• EXERCISE GOAL
Pictures stay out; everything else in the records below gets copied exactly.

** Opening DATASET RECORDS block **

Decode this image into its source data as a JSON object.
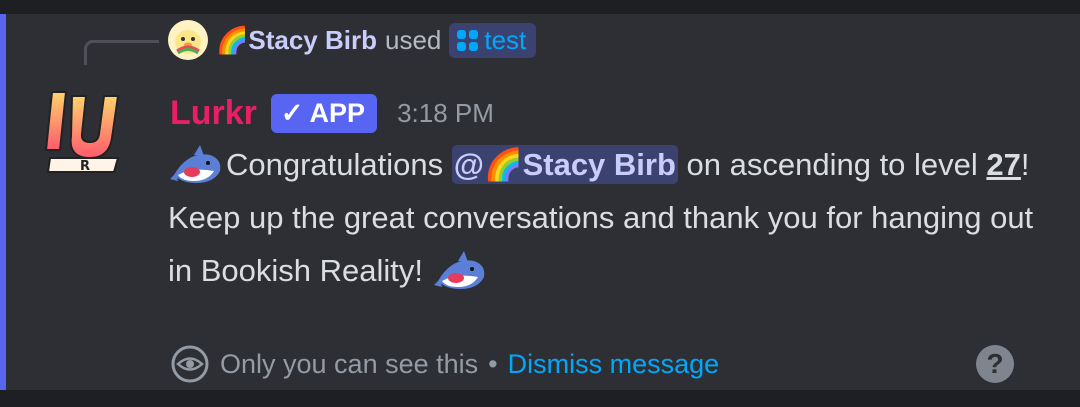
{
  "reply": {
    "user": "🌈Stacy Birb",
    "used": "used",
    "command": "test"
  },
  "message": {
    "bot_name": "Lurkr",
    "badge": "APP",
    "timestamp": "3:18 PM",
    "text_before_mention": "Congratulations ",
    "mention": "@🌈Stacy Birb",
    "text_after_mention": " on ascending to level ",
    "level": "27",
    "text_after_level": "! Keep up the great conversations and thank you for hanging out in Bookish Reality! "
  },
  "footer": {
    "visibility_text": "Only you can see this",
    "separator": "•",
    "dismiss_label": "Dismiss message",
    "help_label": "?"
  },
  "colors": {
    "accent": "#5865f2",
    "bot_name": "#e91e63",
    "link": "#00a8fc",
    "mention_bg": "#3c4270"
  }
}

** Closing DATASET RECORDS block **

• RESULT OF THE TASK
Decode this image into its source data as a JSON object.
{
  "reply": {
    "user": "🌈Stacy Birb",
    "used": "used",
    "command": "test"
  },
  "message": {
    "bot_name": "Lurkr",
    "badge": "APP",
    "timestamp": "3:18 PM",
    "text_before_mention": "Congratulations ",
    "mention": "@🌈Stacy Birb",
    "text_after_mention": " on ascending to level ",
    "level": "27",
    "text_after_level": "! Keep up the great conversations and thank you for hanging out in Bookish Reality! "
  },
  "footer": {
    "visibility_text": "Only you can see this",
    "separator": "•",
    "dismiss_label": "Dismiss message",
    "help_label": "?"
  },
  "colors": {
    "accent": "#5865f2",
    "bot_name": "#e91e63",
    "link": "#00a8fc",
    "mention_bg": "#3c4270"
  }
}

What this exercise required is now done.